* [EXERCISE DESCRIPTION]: Please return each record exactly as it stands.

* [PROVIDED MATERIAL]:

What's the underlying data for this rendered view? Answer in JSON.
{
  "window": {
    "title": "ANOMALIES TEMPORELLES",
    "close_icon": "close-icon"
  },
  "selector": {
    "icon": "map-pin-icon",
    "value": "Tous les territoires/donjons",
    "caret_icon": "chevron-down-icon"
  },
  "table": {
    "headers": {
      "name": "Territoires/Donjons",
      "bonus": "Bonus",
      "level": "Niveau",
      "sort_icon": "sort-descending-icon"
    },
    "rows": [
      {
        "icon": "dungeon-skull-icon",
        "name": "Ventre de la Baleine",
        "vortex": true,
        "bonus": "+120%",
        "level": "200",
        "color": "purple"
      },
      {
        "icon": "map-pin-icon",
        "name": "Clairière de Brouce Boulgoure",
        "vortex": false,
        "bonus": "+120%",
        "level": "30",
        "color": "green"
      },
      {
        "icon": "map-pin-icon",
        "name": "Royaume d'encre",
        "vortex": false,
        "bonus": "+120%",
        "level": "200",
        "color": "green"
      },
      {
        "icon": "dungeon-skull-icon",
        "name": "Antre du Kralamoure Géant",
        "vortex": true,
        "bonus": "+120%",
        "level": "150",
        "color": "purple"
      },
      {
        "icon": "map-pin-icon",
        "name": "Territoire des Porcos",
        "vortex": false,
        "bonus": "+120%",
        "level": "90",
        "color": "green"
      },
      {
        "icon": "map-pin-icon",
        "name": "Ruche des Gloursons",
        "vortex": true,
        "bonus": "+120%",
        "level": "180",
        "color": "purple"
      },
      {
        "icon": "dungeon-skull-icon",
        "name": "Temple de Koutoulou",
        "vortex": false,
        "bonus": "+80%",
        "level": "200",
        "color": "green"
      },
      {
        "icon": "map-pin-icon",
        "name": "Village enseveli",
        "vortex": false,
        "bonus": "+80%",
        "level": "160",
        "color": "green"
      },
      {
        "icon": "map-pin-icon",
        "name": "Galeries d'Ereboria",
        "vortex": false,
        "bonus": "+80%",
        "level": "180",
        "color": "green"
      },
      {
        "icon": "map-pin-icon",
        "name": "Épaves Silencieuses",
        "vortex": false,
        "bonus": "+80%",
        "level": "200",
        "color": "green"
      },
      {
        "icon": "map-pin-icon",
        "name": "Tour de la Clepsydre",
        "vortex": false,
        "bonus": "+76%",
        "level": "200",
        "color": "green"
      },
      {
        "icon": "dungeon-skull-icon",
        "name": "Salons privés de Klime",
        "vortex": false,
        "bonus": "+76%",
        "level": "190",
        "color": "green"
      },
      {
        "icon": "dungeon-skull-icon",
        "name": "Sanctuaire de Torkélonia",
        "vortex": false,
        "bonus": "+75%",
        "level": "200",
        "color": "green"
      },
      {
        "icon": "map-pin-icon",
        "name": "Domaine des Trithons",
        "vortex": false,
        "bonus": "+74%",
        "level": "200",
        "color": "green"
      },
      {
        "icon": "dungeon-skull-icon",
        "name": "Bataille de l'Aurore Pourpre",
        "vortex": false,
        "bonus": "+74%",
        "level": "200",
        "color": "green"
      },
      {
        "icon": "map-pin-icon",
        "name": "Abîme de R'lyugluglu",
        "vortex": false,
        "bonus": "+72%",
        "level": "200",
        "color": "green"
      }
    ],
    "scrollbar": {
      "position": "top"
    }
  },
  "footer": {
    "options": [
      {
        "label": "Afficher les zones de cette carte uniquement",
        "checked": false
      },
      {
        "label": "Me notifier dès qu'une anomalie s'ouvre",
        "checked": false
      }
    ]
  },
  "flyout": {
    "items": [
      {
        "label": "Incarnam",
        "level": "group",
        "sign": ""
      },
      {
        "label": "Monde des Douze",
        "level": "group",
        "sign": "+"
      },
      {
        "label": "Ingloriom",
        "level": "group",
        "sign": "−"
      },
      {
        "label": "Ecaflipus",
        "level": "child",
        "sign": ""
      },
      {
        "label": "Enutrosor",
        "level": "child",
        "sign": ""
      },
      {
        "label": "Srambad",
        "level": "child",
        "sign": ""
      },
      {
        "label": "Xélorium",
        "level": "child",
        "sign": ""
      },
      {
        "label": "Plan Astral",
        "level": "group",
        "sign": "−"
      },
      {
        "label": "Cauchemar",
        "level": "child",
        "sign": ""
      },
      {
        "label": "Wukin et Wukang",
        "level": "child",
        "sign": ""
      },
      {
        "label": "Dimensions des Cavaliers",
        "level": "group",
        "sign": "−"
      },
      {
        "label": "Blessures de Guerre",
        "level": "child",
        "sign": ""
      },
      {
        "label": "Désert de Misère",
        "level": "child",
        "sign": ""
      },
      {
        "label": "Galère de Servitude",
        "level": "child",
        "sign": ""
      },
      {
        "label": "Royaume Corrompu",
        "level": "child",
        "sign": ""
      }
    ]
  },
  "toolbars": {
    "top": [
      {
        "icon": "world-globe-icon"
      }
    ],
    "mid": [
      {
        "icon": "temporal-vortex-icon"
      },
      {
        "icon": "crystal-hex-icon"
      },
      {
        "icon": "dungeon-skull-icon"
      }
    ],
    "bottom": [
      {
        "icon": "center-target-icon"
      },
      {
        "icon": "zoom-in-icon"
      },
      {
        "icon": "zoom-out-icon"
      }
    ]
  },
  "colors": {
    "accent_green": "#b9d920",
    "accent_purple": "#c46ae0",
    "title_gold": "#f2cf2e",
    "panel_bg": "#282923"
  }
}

* [ANSWER FOR THIS EXERCISE]:
What's the underlying data for this rendered view? Answer in JSON.
{
  "window": {
    "title": "ANOMALIES TEMPORELLES",
    "close_icon": "close-icon"
  },
  "selector": {
    "icon": "map-pin-icon",
    "value": "Tous les territoires/donjons",
    "caret_icon": "chevron-down-icon"
  },
  "table": {
    "headers": {
      "name": "Territoires/Donjons",
      "bonus": "Bonus",
      "level": "Niveau",
      "sort_icon": "sort-descending-icon"
    },
    "rows": [
      {
        "icon": "dungeon-skull-icon",
        "name": "Ventre de la Baleine",
        "vortex": true,
        "bonus": "+120%",
        "level": "200",
        "color": "purple"
      },
      {
        "icon": "map-pin-icon",
        "name": "Clairière de Brouce Boulgoure",
        "vortex": false,
        "bonus": "+120%",
        "level": "30",
        "color": "green"
      },
      {
        "icon": "map-pin-icon",
        "name": "Royaume d'encre",
        "vortex": false,
        "bonus": "+120%",
        "level": "200",
        "color": "green"
      },
      {
        "icon": "dungeon-skull-icon",
        "name": "Antre du Kralamoure Géant",
        "vortex": true,
        "bonus": "+120%",
        "level": "150",
        "color": "purple"
      },
      {
        "icon": "map-pin-icon",
        "name": "Territoire des Porcos",
        "vortex": false,
        "bonus": "+120%",
        "level": "90",
        "color": "green"
      },
      {
        "icon": "map-pin-icon",
        "name": "Ruche des Gloursons",
        "vortex": true,
        "bonus": "+120%",
        "level": "180",
        "color": "purple"
      },
      {
        "icon": "dungeon-skull-icon",
        "name": "Temple de Koutoulou",
        "vortex": false,
        "bonus": "+80%",
        "level": "200",
        "color": "green"
      },
      {
        "icon": "map-pin-icon",
        "name": "Village enseveli",
        "vortex": false,
        "bonus": "+80%",
        "level": "160",
        "color": "green"
      },
      {
        "icon": "map-pin-icon",
        "name": "Galeries d'Ereboria",
        "vortex": false,
        "bonus": "+80%",
        "level": "180",
        "color": "green"
      },
      {
        "icon": "map-pin-icon",
        "name": "Épaves Silencieuses",
        "vortex": false,
        "bonus": "+80%",
        "level": "200",
        "color": "green"
      },
      {
        "icon": "map-pin-icon",
        "name": "Tour de la Clepsydre",
        "vortex": false,
        "bonus": "+76%",
        "level": "200",
        "color": "green"
      },
      {
        "icon": "dungeon-skull-icon",
        "name": "Salons privés de Klime",
        "vortex": false,
        "bonus": "+76%",
        "level": "190",
        "color": "green"
      },
      {
        "icon": "dungeon-skull-icon",
        "name": "Sanctuaire de Torkélonia",
        "vortex": false,
        "bonus": "+75%",
        "level": "200",
        "color": "green"
      },
      {
        "icon": "map-pin-icon",
        "name": "Domaine des Trithons",
        "vortex": false,
        "bonus": "+74%",
        "level": "200",
        "color": "green"
      },
      {
        "icon": "dungeon-skull-icon",
        "name": "Bataille de l'Aurore Pourpre",
        "vortex": false,
        "bonus": "+74%",
        "level": "200",
        "color": "green"
      },
      {
        "icon": "map-pin-icon",
        "name": "Abîme de R'lyugluglu",
        "vortex": false,
        "bonus": "+72%",
        "level": "200",
        "color": "green"
      }
    ],
    "scrollbar": {
      "position": "top"
    }
  },
  "footer": {
    "options": [
      {
        "label": "Afficher les zones de cette carte uniquement",
        "checked": false
      },
      {
        "label": "Me notifier dès qu'une anomalie s'ouvre",
        "checked": false
      }
    ]
  },
  "flyout": {
    "items": [
      {
        "label": "Incarnam",
        "level": "group",
        "sign": ""
      },
      {
        "label": "Monde des Douze",
        "level": "group",
        "sign": "+"
      },
      {
        "label": "Ingloriom",
        "level": "group",
        "sign": "−"
      },
      {
        "label": "Ecaflipus",
        "level": "child",
        "sign": ""
      },
      {
        "label": "Enutrosor",
        "level": "child",
        "sign": ""
      },
      {
        "label": "Srambad",
        "level": "child",
        "sign": ""
      },
      {
        "label": "Xélorium",
        "level": "child",
        "sign": ""
      },
      {
        "label": "Plan Astral",
        "level": "group",
        "sign": "−"
      },
      {
        "label": "Cauchemar",
        "level": "child",
        "sign": ""
      },
      {
        "label": "Wukin et Wukang",
        "level": "child",
        "sign": ""
      },
      {
        "label": "Dimensions des Cavaliers",
        "level": "group",
        "sign": "−"
      },
      {
        "label": "Blessures de Guerre",
        "level": "child",
        "sign": ""
      },
      {
        "label": "Désert de Misère",
        "level": "child",
        "sign": ""
      },
      {
        "label": "Galère de Servitude",
        "level": "child",
        "sign": ""
      },
      {
        "label": "Royaume Corrompu",
        "level": "child",
        "sign": ""
      }
    ]
  },
  "toolbars": {
    "top": [
      {
        "icon": "world-globe-icon"
      }
    ],
    "mid": [
      {
        "icon": "temporal-vortex-icon"
      },
      {
        "icon": "crystal-hex-icon"
      },
      {
        "icon": "dungeon-skull-icon"
      }
    ],
    "bottom": [
      {
        "icon": "center-target-icon"
      },
      {
        "icon": "zoom-in-icon"
      },
      {
        "icon": "zoom-out-icon"
      }
    ]
  },
  "colors": {
    "accent_green": "#b9d920",
    "accent_purple": "#c46ae0",
    "title_gold": "#f2cf2e",
    "panel_bg": "#282923"
  }
}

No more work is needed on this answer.